THE city council should look further into taking more control of Bristol's bus services, councillors have agreed.
Tim Kent, who is responsible for transport in the city, believes a move towards quality contracts – where bus services would essentially be re-regulated – could see a reduction in fares and an improvement in services.
But Tory leader Peter Abraham told last night's meeting of the city council that the proposal was "premature and petrifying".
Labour councillor Mark Bradshaw said that by the time the authority had "jumped through all the legal hoops" it could take four years.
Business Cards From Only £10.95 Delivered www.myprint-247.co.ukView details
Our heavyweight cards have FREE UV silk coating, FREE next day delivery & VAT included. Choose from 1000's of pre-designed templates or upload your own artwork. Orders dispatched within 24hrs.
Terms: Visit our site for more products: Business Cards, Compliment Slips, Letterheads, Leaflets, Postcards, Posters & much more. All items are free next day delivery. www.myprint-247.co.uk
Contact: 01858 468192
Valid until: Sunday, June 30 2013
Liberal Democrat cabinet councillor Mr Kent presented a report to the meeting at the Council House calling for discussion on proposals for £25,000 to £30,000 being spent on more detailed work on the project. The money would be spent on consultants and compiling a business case for quality contracts in the city.
Mr Kent, pictured, said: "I think this is a very important policy and I think it needs significant debate.
"It could be a small expenditure to develop but it could be a big shift in how we deliver bus services.

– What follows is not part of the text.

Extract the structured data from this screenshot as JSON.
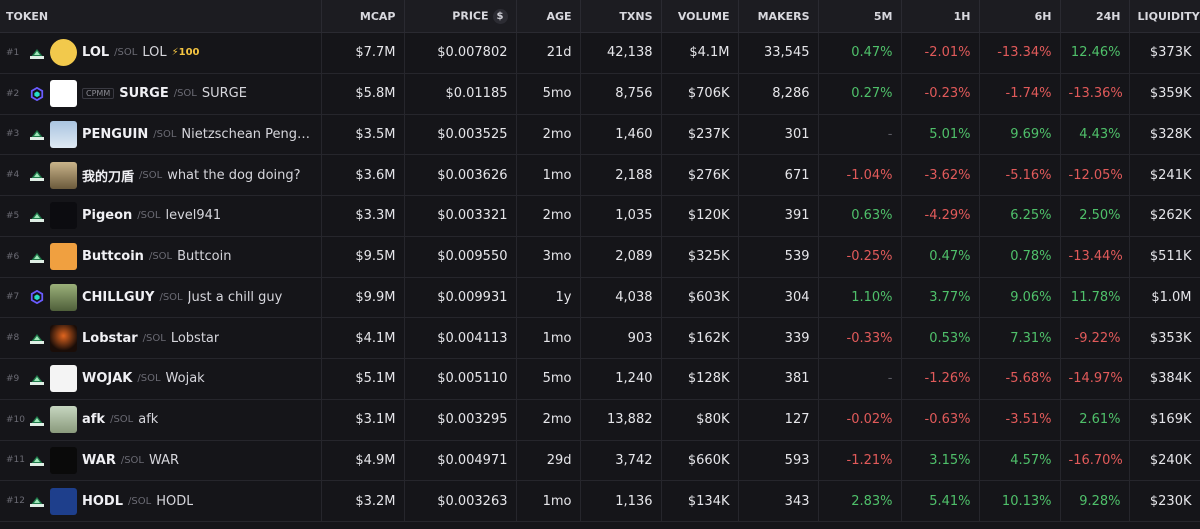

I think everyone will agree the current situation with the way bus services are run is not satisfactory."
Mr Abraham told the meeting that he was one of the few people in the chamber who could remember when the council ran the buses.
"Everyone wanted to get off the buses and into cars – it is one of the reasons car ownership in this city is so high, because the bus company run by Bristol City Council was rubbish," he said. "This really is something that petrifies me."

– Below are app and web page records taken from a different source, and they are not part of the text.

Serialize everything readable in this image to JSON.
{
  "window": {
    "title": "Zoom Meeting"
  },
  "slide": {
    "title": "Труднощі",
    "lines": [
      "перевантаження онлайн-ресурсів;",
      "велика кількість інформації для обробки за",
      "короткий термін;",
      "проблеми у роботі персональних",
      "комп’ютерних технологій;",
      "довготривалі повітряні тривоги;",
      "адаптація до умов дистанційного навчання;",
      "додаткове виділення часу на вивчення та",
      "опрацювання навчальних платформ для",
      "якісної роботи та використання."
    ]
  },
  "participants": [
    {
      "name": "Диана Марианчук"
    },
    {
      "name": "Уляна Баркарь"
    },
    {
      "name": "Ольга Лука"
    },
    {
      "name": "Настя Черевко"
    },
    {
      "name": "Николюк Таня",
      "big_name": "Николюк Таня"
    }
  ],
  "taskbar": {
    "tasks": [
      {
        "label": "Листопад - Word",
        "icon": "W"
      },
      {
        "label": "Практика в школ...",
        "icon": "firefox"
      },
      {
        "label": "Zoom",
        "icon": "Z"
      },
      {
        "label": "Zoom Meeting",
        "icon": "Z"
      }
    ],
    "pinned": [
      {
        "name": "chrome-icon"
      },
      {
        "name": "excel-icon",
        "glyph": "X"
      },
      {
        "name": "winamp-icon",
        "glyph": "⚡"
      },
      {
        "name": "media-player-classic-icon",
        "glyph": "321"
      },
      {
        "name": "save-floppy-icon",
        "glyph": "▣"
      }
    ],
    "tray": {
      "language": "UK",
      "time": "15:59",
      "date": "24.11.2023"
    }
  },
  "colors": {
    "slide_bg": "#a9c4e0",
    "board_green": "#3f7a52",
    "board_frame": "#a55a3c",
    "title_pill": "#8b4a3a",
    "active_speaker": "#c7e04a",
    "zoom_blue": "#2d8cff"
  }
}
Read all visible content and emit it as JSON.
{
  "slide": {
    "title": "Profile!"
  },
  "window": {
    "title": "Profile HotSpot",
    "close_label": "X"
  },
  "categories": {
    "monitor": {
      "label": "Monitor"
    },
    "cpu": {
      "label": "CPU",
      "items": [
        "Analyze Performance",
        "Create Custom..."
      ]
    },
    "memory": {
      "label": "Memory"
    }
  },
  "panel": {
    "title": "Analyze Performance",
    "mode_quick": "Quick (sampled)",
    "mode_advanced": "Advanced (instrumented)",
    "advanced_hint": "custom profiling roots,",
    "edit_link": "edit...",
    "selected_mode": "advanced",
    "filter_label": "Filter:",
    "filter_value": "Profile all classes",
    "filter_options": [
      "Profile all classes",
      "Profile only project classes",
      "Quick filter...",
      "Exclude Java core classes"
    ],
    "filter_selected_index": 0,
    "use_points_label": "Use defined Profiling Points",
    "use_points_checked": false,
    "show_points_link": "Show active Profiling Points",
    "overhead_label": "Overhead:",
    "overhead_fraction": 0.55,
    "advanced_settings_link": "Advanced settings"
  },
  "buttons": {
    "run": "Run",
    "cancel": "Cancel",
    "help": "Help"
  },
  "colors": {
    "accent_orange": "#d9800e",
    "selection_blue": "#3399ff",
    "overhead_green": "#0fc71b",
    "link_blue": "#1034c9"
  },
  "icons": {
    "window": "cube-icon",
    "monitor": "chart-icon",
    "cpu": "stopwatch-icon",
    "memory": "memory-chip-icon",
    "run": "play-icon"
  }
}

Mr Kent said that moving to a quality contract would not mean that the city ran the bus services and transport firms would continue to do so. But he said it would increase competition, which should in turn improve services for passengers in Bristol.
Mr Kent agreed that after more detailed investigation and assessment the decision might be taken not to move forward with the quality contract, but he felt there was a "strong case that it would radically improve our bus service here in Bristol".
"I think we would be letting the people of Bristol down if we did not proceed on to this."
Tess Green (Green, Southville) said that she would like to see the bus service taken back under the council's control but was concerned about the use of consultants. She said that the benefits the move would bring meant the "people of Bristol would not thank us if we did not do this".
After a vote, the 46 councillors agreed to note the report.